He told me that he had picked out a claim for Johnnie, and that he could also locate me on one, if Lyme would come. I said I thought he would. He said he'd build me a cabin, and if he didn't come we could sell it to someone else. He had promised Frank Roberts to locate him on a homestead, but it had been so long and Frank had not come to see about it. So the boys started riving shakes and built me a cabin. Johnnie also made Carl a high-chair out of vine-maple and fastened it by ropes to a vine-maple pole overhead so that when he tried to swing it would teeter up and down.

I had been with George Scruby about two weeks when Frank Roberts came. He looked so surprised to see a baby in a high-chair and a woman in a bachelor's cabin. He had come to get his claim. But when he found out that I was planning on taking it, he went away and left me in possession.
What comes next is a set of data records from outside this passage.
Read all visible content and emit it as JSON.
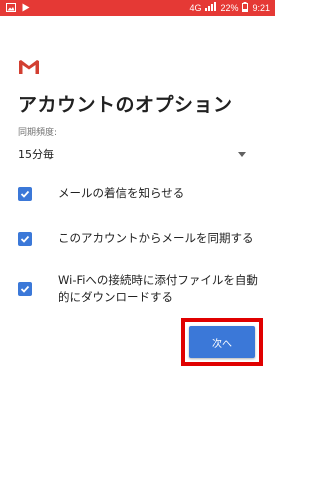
{
  "status_bar": {
    "network": "4G",
    "battery": "22%",
    "time": "9:21"
  },
  "colors": {
    "status_bar": "#e53935",
    "accent": "#3b78d8",
    "highlight": "#e00000"
  },
  "app": {
    "logo": "gmail-logo-icon"
  },
  "page_title": "アカウントのオプション",
  "sync_frequency": {
    "label": "同期頻度:",
    "value": "15分毎"
  },
  "options": [
    {
      "label": "メールの着信を知らせる",
      "checked": true
    },
    {
      "label": "このアカウントからメールを同期する",
      "checked": true
    },
    {
      "label": "Wi-Fiへの接続時に添付ファイルを自動的にダウンロードする",
      "checked": true
    }
  ],
  "next_button": {
    "label": "次へ"
  }
}
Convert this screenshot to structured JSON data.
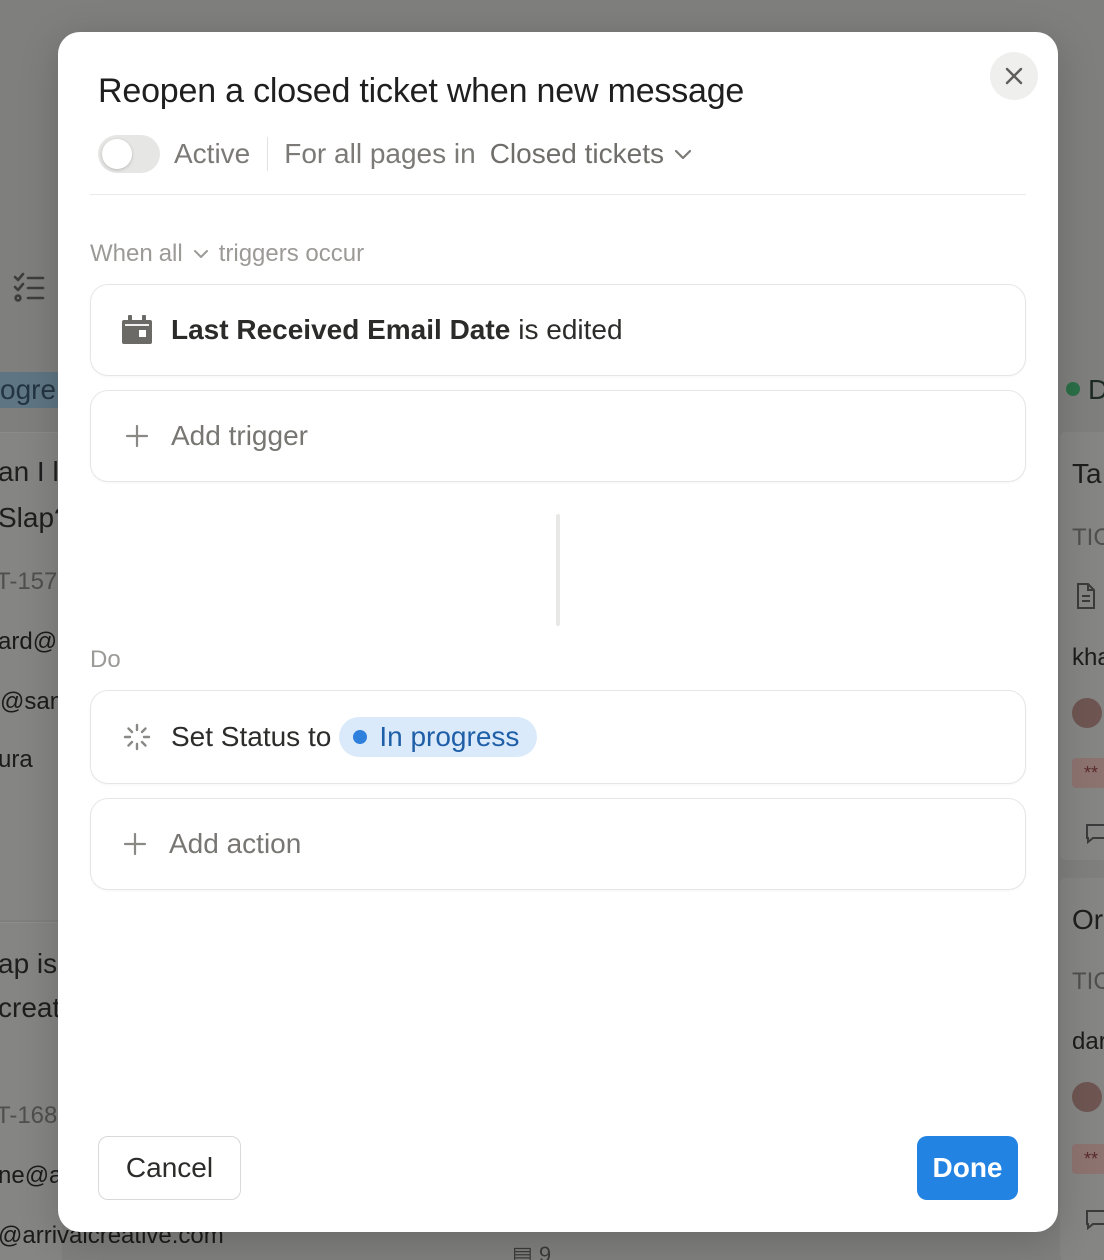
{
  "background": {
    "left_column": {
      "group_tag": "ogre",
      "card1_title_line1": "an I l",
      "card1_title_line2": "Slap?",
      "card1_id": "T-157",
      "card1_email": "ard@",
      "card1_handle": "@san",
      "card1_name": "ura",
      "card2_title_line1": "ap is",
      "card2_title_line2": "creat",
      "card2_id": "T-168",
      "card2_email": "ne@a",
      "card2_email_full": "@arrivalcreative.com"
    },
    "right_column": {
      "group_tag": "D",
      "card1_title": "Ta",
      "card1_prefix": "TIC",
      "card1_user": "kha",
      "card1_pill": "**",
      "card2_title": "Or",
      "card2_prefix": "TIC",
      "card2_user": "dar",
      "card2_pill": "**"
    },
    "bottom_comment_count": "9"
  },
  "modal": {
    "title": "Reopen a closed ticket when new message",
    "active_label": "Active",
    "active_on": false,
    "pages_label": "For all pages in",
    "database_name": "Closed tickets",
    "triggers_section": {
      "prefix": "When",
      "mode": "all",
      "suffix": "triggers occur"
    },
    "trigger": {
      "property": "Last Received Email Date",
      "condition": "is edited",
      "icon": "calendar-icon"
    },
    "add_trigger_label": "Add trigger",
    "do_label": "Do",
    "action": {
      "text": "Set Status to",
      "status_value": "In progress",
      "status_color": "#2f7fdc",
      "icon": "loading-status-icon"
    },
    "add_action_label": "Add action",
    "cancel_label": "Cancel",
    "done_label": "Done",
    "accent_color": "#2383e2"
  }
}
As soon as Lyman got money enough for his fare he came to the Promised Land and we started to build. Inside we had all home-made furniture, boxes, etc. He made me a bed. Put springs on a wooden frame and fixed it so it folded up against the wall. We had a little iron cook stove with a shelf on the front, four holes on ten, and an oven underneath. I also had some real sterling silver, but eventually the baby put some of it into the stove. When Lyme had to go out to work, Johnnie would come down and stay with me.

Tom Newnham, Ben's brother, had a place around the neck of a marsh from us. They had to dig ditches to drain it. They ditched under a big log instead of moving it, and it lay across the ditch. Johnnie Scruby and I were sitting at the supper table one evening when I looked out the window and asked, "What man is that out in the marsh?"